Follow dietary guidelines, but get into the habit of adding some legumes and barley every day, and you could reduce your risk of cardiovascular disease by eleven per cent. This is the conclusion of an extensive new food study from Lund University.
The results of the study showed that the research subjects lowered their blood pressure, reduced their LDL cholesterol and cut their levels of a marker linked to the risk of developing metabolic syndrome. In total, the risk markers for cardiovascular disease were reduced by eleven per cent. “This demonstrates a simple way to prevent ill health. As well as the health benefits, just think of the huge cost savings for the health service if people followed this diet!” says Juscelino Tovar, a researcher at the Antidiabetic Food Centre, Lund University who led the study.
The study compared two different diets. One was high in Swedish brown beans, chick peas and wholegrain barley products, whereas the other contained the same amount of fibre, but from wholemeal wheat-based products instead. Both diets followed the Nordic Nutrition Recommendations, which in turn form the basis for Sweden’s National Food Agency recommendations. These recommend a certain amount of fibre per day, but do not differentiate between different types of fibre or other active substances in food. However, it could be beneficial to take these factors into account as well, according to the researchers:
“Brown beans, chick peas and barley kernels contain an efficient combination of insoluble carbohydrates as well as a number of other bioactive substances such as antioxidants, which are good for our health.”
When these compounds reach the colon, they can be used by ‘friendly’ gut bacteria and converted into new compounds that have been shown to have a positive effect on our metabolism. The research community is increasingly convinced that the bacteria in the colon play a greater role in our health than previously thought.
The short-term benefits of eating beans and chick peas have recently been identified by Juscelino Tovar’s colleagues at the Antidiabetic Food Centre. Short-term studies on barley have been carried out previously. In this study, Juscelino Tovar wanted to take the results a step further and look at what happens when these products are eaten as a natural part of one’s everyday diet over an extended period.
People may not want to eat barley and legumes every day, and neither is this Juscelino Tovar’s intention.
“We have to eat a varied diet, because different foods complement one another. However, we need to learn more about the long-term effects of recognised healthy products so that we have a wider choice. For example, I would also like to study linseed, oats and algae, which have produced good results in short-term studies”, says Juscelino Tovar, adding that the healthy substances don’t always have to be eaten in their ‘original state’, as they can also be repackaged.

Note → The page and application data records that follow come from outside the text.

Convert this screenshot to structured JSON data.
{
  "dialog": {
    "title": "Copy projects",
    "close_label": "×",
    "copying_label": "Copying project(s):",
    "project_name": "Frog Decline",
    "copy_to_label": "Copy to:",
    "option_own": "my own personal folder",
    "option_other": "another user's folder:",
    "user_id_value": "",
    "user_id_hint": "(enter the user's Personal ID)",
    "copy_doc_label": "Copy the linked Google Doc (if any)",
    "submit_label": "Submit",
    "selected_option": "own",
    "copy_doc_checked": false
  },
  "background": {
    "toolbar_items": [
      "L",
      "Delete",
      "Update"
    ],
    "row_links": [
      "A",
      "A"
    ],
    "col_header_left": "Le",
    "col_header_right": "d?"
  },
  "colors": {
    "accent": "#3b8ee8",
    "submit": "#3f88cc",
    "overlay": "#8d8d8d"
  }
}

“You could have a drink made from legumes, or bread made from bean flour. These sorts of products would have to be developed by the food industry.”

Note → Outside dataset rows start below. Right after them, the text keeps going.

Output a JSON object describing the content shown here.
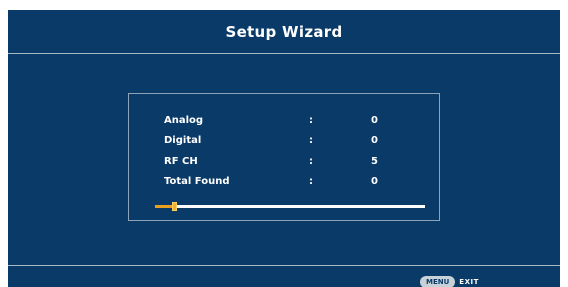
{
  "title": "Setup Wizard",
  "scan_results": [
    {
      "label": "Analog",
      "separator": ":",
      "value": "0"
    },
    {
      "label": "Digital",
      "separator": ":",
      "value": "0"
    },
    {
      "label": "RF CH",
      "separator": ":",
      "value": "5"
    },
    {
      "label": "Total Found",
      "separator": ":",
      "value": "0"
    }
  ],
  "progress": {
    "percent": 7
  },
  "footer": {
    "menu_key": "MENU",
    "exit_label": "EXIT"
  },
  "colors": {
    "background": "#0a3a67",
    "progress_accent": "#e8a020",
    "text": "#ffffff"
  }
}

But what about wind? Many people find that they suffer bloating after eating beans. Juscelino Tovar explains that once the bacterial flora has had time to grow, any problems disappear. Previous studies have supported this.

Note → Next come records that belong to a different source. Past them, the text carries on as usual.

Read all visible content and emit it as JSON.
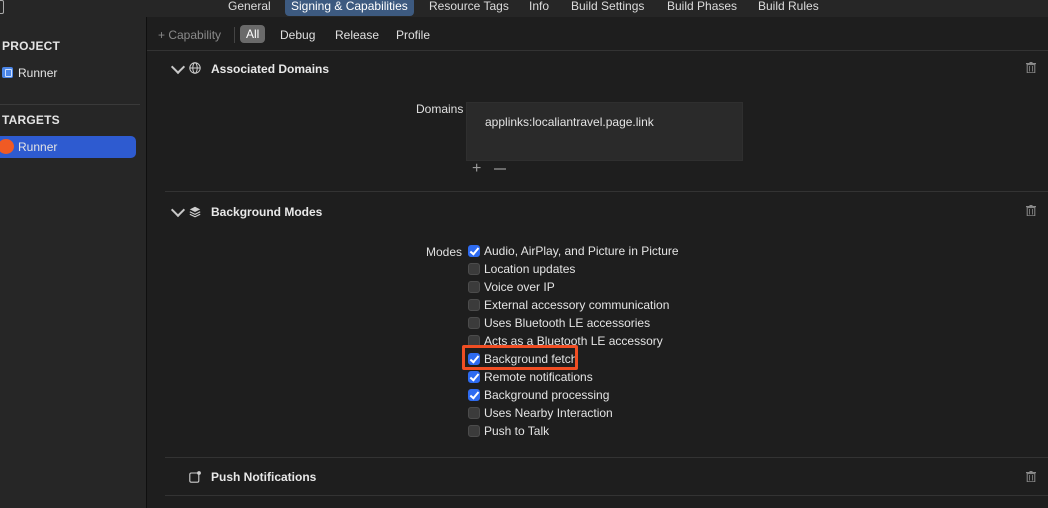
{
  "tabs": [
    {
      "label": "General",
      "selected": false
    },
    {
      "label": "Signing & Capabilities",
      "selected": true
    },
    {
      "label": "Resource Tags",
      "selected": false
    },
    {
      "label": "Info",
      "selected": false
    },
    {
      "label": "Build Settings",
      "selected": false
    },
    {
      "label": "Build Phases",
      "selected": false
    },
    {
      "label": "Build Rules",
      "selected": false
    }
  ],
  "sidebar": {
    "project_heading": "PROJECT",
    "project_item": "Runner",
    "targets_heading": "TARGETS",
    "target_item": "Runner"
  },
  "filterbar": {
    "add_capability": "+ Capability",
    "filters": [
      "All",
      "Debug",
      "Release",
      "Profile"
    ],
    "active_filter": "All"
  },
  "associated_domains": {
    "title": "Associated Domains",
    "field_label": "Domains",
    "entries": [
      "applinks:localiantravel.page.link"
    ],
    "add_glyph": "+"
  },
  "background_modes": {
    "title": "Background Modes",
    "field_label": "Modes",
    "modes": [
      {
        "label": "Audio, AirPlay, and Picture in Picture",
        "checked": true
      },
      {
        "label": "Location updates",
        "checked": false
      },
      {
        "label": "Voice over IP",
        "checked": false
      },
      {
        "label": "External accessory communication",
        "checked": false
      },
      {
        "label": "Uses Bluetooth LE accessories",
        "checked": false
      },
      {
        "label": "Acts as a Bluetooth LE accessory",
        "checked": false
      },
      {
        "label": "Background fetch",
        "checked": true
      },
      {
        "label": "Remote notifications",
        "checked": true
      },
      {
        "label": "Background processing",
        "checked": true
      },
      {
        "label": "Uses Nearby Interaction",
        "checked": false
      },
      {
        "label": "Push to Talk",
        "checked": false
      }
    ],
    "highlighted_mode": "Background fetch"
  },
  "push_notifications": {
    "title": "Push Notifications"
  },
  "colors": {
    "accent": "#2e6bf0",
    "selected_tab": "#3d5a80",
    "sidebar_selection": "#2e5bd0",
    "highlight_box": "#f04e23",
    "target_icon": "#f05a24"
  },
  "icons": {
    "associated_domains": "globe-icon",
    "background_modes": "layers-icon",
    "push_notifications": "notification-badge-icon",
    "delete": "trash-icon",
    "collapse": "chevron-down-icon"
  }
}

“We also asked the participants about this. If they experienced any problems, these disappeared after a week.”
The findings have been published in the British Journal of Nutrition and were presented at a public seminar in Lund on Tuesday, 3 June.
Study: The study involved 46 women aged 50–73 with a BMI of between 25 and 33, healthy but slightly overweight and therefore in the risk zone for diabetes, cardiovascular disease and metabolic syndrome. The study was carried out over 12 weeks and was divided into three stages. Over four weeks the participants ate a menu based on the Nordic Nutrition Recommendations, followed by a four-week ‘wash out period’ during which the participants ate their usual diet, and finally another menu based on the Nordic Nutrition Recommendations but containing 85g of brown beans and/or chick peas, 60g boiled, whole or chopped barley kernels and 200g of bread with a high proportion of whole barley kernels each day. The reference and test diets had the same energy amounts and the menus were designed in collaboration with a dietician. The researchers took blood tests during the control and test diets and measured LDL cholesterol, glucose, insulin and total risk factors for cardiovascular disease in accordance with Framingham’s model “Cardiovascular disease 10-year risk”. Each participant acted as her own reference.
Aim: The researchers at the Antidiabetic Food Centre, who include Juscelino Tovar, aim to generate new knowledge on preventive anti-inflammatory food concepts that can facilitate weight regulation, improve cognitive performance and reduce the risk of cardiovascular disease and type 2 diabetes. The findings could then lay the foundation for new healthy food concepts.
Funding: The research was funded as part of Vinnova’s Vinn Excellence Centre. The Antidiabetic Food Centre is a research consortium involving Lund University, Region Skåne and the food industry. For more information, see www.afc.lu.se